> _Provided information_:
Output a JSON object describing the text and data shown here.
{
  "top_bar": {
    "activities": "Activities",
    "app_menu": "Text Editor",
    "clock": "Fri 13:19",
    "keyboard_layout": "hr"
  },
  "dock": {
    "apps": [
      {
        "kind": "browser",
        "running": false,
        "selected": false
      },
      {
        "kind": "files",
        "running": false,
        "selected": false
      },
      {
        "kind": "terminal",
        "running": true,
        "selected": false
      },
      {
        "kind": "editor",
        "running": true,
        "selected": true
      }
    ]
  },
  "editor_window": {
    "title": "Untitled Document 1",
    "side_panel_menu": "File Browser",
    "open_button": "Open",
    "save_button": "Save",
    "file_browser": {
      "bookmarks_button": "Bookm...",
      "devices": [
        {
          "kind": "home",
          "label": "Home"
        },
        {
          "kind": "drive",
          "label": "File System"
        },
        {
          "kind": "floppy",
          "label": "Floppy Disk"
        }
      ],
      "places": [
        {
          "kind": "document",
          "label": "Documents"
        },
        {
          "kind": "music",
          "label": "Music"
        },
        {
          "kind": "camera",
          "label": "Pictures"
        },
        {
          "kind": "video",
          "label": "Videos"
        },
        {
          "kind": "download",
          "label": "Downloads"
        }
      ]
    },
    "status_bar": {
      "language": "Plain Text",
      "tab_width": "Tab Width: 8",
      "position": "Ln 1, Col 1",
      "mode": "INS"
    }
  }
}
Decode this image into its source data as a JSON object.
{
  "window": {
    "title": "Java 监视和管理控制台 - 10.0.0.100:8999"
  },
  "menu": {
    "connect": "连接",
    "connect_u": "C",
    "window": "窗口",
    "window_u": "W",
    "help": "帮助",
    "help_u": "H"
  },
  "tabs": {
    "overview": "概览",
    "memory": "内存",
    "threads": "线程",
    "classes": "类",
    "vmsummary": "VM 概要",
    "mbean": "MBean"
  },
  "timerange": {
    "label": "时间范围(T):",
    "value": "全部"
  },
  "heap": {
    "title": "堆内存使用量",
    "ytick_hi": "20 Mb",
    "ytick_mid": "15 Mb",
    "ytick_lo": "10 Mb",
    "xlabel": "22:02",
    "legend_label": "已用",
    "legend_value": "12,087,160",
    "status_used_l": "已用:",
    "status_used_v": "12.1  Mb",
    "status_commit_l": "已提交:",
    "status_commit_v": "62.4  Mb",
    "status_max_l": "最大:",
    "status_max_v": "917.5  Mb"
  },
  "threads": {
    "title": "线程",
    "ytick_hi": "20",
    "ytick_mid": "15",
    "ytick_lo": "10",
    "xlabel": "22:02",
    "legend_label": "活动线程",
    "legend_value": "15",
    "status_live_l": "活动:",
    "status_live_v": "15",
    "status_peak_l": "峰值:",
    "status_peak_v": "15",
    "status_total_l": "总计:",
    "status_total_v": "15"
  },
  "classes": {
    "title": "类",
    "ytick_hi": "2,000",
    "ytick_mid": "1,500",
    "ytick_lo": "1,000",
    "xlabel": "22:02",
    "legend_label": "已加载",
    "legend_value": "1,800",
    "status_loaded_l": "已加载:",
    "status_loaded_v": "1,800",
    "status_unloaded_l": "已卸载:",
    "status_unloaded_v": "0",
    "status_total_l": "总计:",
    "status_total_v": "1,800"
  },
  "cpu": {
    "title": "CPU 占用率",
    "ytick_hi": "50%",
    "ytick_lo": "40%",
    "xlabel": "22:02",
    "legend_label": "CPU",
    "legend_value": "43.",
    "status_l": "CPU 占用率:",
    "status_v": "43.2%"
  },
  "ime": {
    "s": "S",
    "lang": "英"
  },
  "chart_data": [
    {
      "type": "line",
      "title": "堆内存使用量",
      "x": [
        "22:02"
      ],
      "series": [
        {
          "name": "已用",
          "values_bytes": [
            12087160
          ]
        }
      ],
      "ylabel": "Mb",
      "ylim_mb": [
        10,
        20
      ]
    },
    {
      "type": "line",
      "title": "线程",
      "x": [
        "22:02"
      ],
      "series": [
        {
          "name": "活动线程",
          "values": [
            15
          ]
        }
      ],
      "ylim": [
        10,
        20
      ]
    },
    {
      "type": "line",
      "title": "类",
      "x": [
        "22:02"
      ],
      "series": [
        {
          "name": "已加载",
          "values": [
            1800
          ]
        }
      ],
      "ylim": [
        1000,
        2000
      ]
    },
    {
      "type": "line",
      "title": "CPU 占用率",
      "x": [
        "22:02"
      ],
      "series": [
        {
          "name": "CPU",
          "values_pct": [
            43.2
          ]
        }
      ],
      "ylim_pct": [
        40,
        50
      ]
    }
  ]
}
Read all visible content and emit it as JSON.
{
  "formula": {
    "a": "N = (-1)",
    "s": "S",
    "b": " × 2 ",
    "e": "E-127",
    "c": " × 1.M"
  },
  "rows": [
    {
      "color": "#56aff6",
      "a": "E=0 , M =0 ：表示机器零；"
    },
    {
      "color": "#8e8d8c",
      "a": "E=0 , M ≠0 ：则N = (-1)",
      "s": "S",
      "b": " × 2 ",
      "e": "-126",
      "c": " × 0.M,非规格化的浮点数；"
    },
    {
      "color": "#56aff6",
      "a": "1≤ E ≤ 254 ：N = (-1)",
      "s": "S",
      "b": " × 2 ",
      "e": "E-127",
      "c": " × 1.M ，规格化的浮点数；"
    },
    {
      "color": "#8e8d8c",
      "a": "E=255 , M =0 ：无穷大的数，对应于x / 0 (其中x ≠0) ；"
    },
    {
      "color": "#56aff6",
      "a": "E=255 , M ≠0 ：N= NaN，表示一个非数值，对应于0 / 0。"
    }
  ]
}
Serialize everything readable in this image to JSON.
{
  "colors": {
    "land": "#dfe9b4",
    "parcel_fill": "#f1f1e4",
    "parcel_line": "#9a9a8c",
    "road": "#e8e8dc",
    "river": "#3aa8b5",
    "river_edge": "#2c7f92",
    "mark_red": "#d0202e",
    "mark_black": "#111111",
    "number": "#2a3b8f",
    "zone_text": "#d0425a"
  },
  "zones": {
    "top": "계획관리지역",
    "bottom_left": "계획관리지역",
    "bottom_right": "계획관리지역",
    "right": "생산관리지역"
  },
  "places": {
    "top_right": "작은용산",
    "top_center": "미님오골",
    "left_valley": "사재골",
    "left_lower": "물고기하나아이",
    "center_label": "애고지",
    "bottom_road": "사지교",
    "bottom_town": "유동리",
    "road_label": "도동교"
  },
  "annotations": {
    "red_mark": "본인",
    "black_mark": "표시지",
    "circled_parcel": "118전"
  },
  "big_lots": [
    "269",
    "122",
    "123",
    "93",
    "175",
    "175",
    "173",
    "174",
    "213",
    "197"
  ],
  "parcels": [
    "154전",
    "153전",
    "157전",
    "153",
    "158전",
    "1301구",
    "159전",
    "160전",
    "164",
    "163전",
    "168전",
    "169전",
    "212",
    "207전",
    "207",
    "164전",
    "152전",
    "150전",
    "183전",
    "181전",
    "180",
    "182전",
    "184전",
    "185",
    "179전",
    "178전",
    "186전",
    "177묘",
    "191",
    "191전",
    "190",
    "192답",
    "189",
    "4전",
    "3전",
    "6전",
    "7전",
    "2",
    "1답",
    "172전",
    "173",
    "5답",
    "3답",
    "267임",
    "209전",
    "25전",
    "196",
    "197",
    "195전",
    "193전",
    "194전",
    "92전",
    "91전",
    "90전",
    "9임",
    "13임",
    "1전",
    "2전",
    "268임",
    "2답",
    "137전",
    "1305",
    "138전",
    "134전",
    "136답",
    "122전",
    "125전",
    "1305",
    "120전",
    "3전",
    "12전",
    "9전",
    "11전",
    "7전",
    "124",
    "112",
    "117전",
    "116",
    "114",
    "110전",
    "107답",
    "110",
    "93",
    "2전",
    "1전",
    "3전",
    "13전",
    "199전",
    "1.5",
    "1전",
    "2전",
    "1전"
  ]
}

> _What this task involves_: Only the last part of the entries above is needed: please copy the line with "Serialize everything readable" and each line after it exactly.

> _Answer space_:
Serialize everything readable in this image to JSON.
{
  "colors": {
    "land": "#dfe9b4",
    "parcel_fill": "#f1f1e4",
    "parcel_line": "#9a9a8c",
    "road": "#e8e8dc",
    "river": "#3aa8b5",
    "river_edge": "#2c7f92",
    "mark_red": "#d0202e",
    "mark_black": "#111111",
    "number": "#2a3b8f",
    "zone_text": "#d0425a"
  },
  "zones": {
    "top": "계획관리지역",
    "bottom_left": "계획관리지역",
    "bottom_right": "계획관리지역",
    "right": "생산관리지역"
  },
  "places": {
    "top_right": "작은용산",
    "top_center": "미님오골",
    "left_valley": "사재골",
    "left_lower": "물고기하나아이",
    "center_label": "애고지",
    "bottom_road": "사지교",
    "bottom_town": "유동리",
    "road_label": "도동교"
  },
  "annotations": {
    "red_mark": "본인",
    "black_mark": "표시지",
    "circled_parcel": "118전"
  },
  "big_lots": [
    "269",
    "122",
    "123",
    "93",
    "175",
    "175",
    "173",
    "174",
    "213",
    "197"
  ],
  "parcels": [
    "154전",
    "153전",
    "157전",
    "153",
    "158전",
    "1301구",
    "159전",
    "160전",
    "164",
    "163전",
    "168전",
    "169전",
    "212",
    "207전",
    "207",
    "164전",
    "152전",
    "150전",
    "183전",
    "181전",
    "180",
    "182전",
    "184전",
    "185",
    "179전",
    "178전",
    "186전",
    "177묘",
    "191",
    "191전",
    "190",
    "192답",
    "189",
    "4전",
    "3전",
    "6전",
    "7전",
    "2",
    "1답",
    "172전",
    "173",
    "5답",
    "3답",
    "267임",
    "209전",
    "25전",
    "196",
    "197",
    "195전",
    "193전",
    "194전",
    "92전",
    "91전",
    "90전",
    "9임",
    "13임",
    "1전",
    "2전",
    "268임",
    "2답",
    "137전",
    "1305",
    "138전",
    "134전",
    "136답",
    "122전",
    "125전",
    "1305",
    "120전",
    "3전",
    "12전",
    "9전",
    "11전",
    "7전",
    "124",
    "112",
    "117전",
    "116",
    "114",
    "110전",
    "107답",
    "110",
    "93",
    "2전",
    "1전",
    "3전",
    "13전",
    "199전",
    "1.5",
    "1전",
    "2전",
    "1전"
  ]
}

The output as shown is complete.